## What is required
From the entries that follow, report every line in which "Display" occurs.

Data records for software interfaces:
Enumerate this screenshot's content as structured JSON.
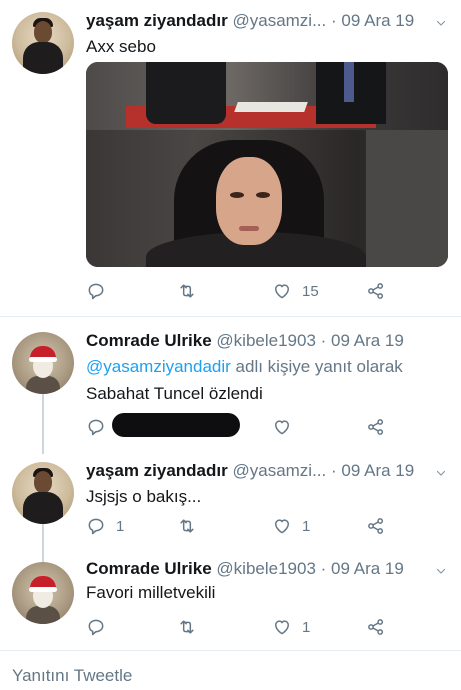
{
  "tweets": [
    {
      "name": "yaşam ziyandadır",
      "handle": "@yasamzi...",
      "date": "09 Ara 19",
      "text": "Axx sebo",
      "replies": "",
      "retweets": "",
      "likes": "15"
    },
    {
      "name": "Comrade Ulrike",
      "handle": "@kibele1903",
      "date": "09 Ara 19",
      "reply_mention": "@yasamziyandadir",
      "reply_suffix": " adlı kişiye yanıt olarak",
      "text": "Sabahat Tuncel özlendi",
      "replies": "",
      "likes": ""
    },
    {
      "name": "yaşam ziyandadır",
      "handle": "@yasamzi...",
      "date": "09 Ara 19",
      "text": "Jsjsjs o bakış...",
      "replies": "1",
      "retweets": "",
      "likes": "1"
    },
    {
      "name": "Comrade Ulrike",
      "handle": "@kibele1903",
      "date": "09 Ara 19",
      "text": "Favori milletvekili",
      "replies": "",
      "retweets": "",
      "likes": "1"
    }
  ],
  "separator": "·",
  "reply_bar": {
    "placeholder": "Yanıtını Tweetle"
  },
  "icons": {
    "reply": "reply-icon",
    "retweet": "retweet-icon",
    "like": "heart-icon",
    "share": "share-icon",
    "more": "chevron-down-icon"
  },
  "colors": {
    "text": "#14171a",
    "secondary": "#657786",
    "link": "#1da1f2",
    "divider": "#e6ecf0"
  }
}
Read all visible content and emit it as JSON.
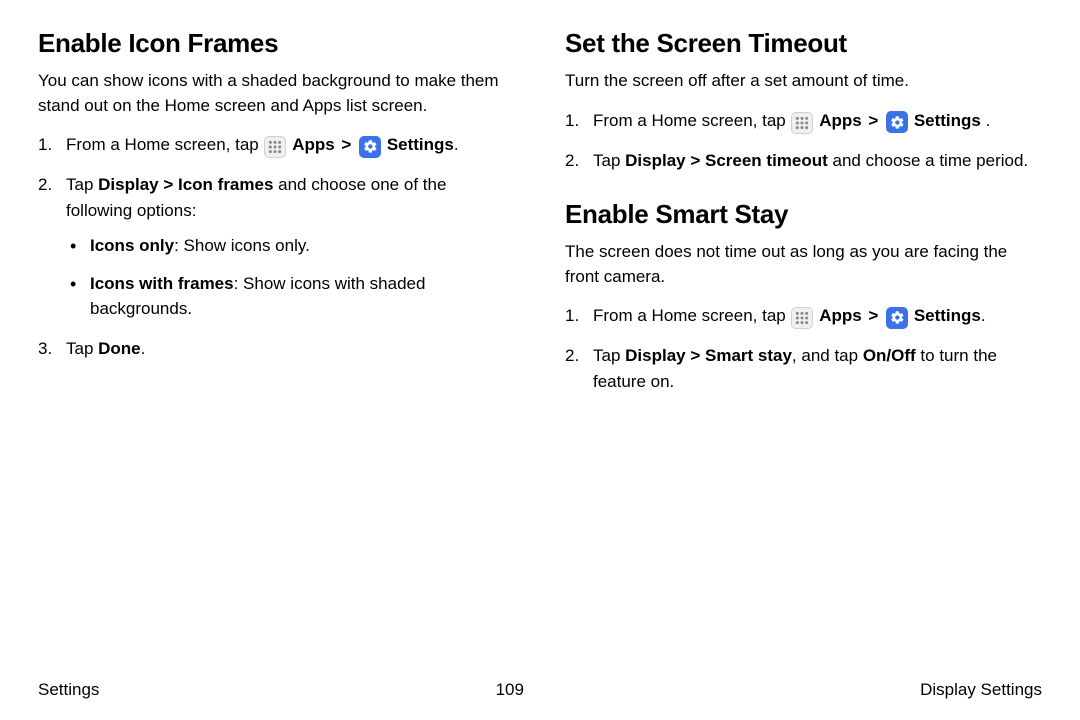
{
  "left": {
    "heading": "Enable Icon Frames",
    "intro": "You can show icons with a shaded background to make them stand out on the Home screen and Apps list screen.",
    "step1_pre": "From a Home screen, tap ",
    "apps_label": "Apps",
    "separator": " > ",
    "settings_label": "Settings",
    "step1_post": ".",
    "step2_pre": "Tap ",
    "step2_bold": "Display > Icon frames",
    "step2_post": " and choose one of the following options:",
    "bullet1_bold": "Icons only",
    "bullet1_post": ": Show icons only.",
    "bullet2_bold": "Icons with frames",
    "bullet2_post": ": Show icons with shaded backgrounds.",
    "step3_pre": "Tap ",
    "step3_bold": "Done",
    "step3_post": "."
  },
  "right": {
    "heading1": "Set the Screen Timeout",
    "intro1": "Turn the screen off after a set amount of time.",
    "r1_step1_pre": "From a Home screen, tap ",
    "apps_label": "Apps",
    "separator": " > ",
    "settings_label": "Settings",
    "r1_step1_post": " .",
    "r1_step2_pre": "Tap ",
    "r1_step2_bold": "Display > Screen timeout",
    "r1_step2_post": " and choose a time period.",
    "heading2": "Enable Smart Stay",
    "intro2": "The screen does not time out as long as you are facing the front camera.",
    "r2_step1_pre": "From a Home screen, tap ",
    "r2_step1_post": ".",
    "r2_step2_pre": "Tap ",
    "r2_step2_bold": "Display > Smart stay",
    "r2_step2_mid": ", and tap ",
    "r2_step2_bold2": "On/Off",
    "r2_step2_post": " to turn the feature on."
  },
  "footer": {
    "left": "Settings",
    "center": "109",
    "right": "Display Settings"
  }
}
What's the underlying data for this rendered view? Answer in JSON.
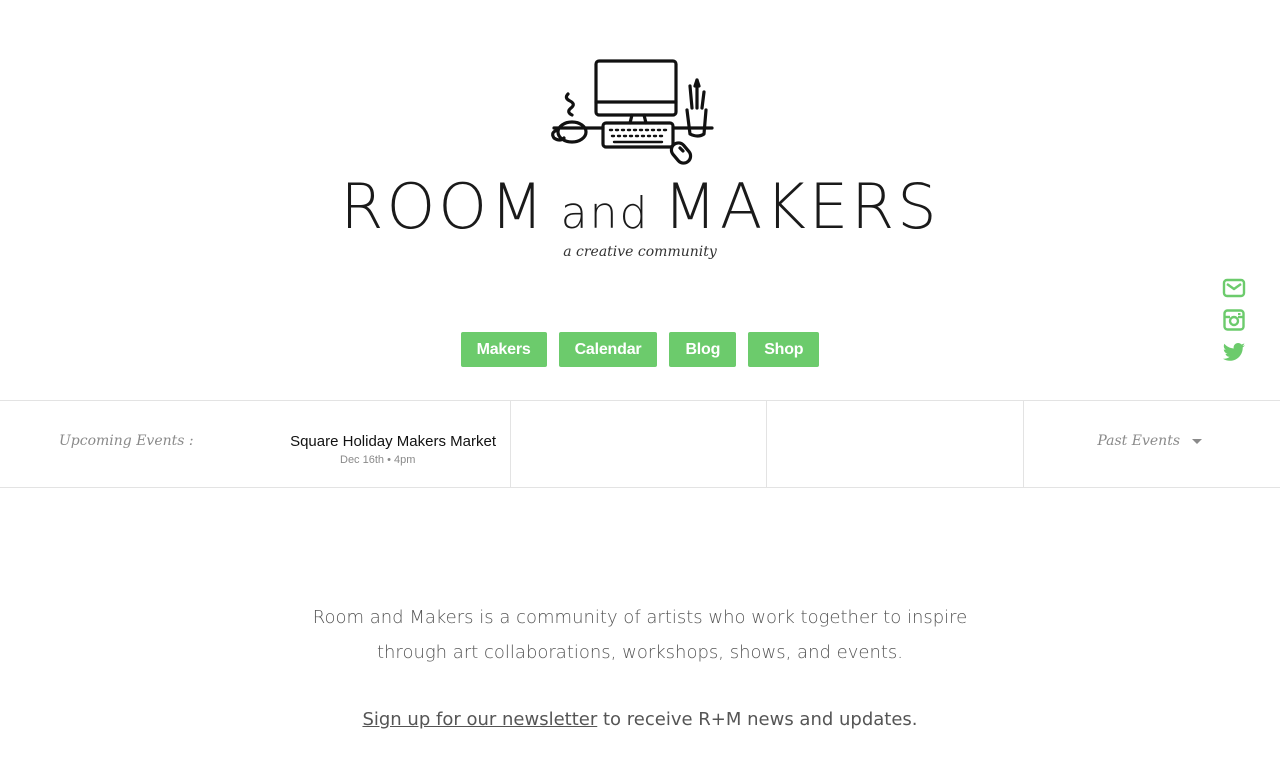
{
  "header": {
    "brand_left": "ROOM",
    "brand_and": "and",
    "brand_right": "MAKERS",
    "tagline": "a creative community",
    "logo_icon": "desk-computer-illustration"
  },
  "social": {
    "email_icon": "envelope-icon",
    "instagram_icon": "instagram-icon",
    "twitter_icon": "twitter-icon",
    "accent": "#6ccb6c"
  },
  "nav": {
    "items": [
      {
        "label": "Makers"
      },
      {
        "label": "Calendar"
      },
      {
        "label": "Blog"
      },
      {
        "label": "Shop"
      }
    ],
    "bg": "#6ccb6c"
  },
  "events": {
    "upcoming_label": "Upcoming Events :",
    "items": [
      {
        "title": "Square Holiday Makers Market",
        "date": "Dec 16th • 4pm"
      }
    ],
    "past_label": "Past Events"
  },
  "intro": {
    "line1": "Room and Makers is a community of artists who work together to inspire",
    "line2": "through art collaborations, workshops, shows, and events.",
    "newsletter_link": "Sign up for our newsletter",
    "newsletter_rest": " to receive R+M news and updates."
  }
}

## Exercise result
    "step2_bold": "Display > Icon frames",
    "r1_step2_bold": "Display > Screen timeout",
    "r2_step2_bold": "Display > Smart stay",
    "right": "Display Settings"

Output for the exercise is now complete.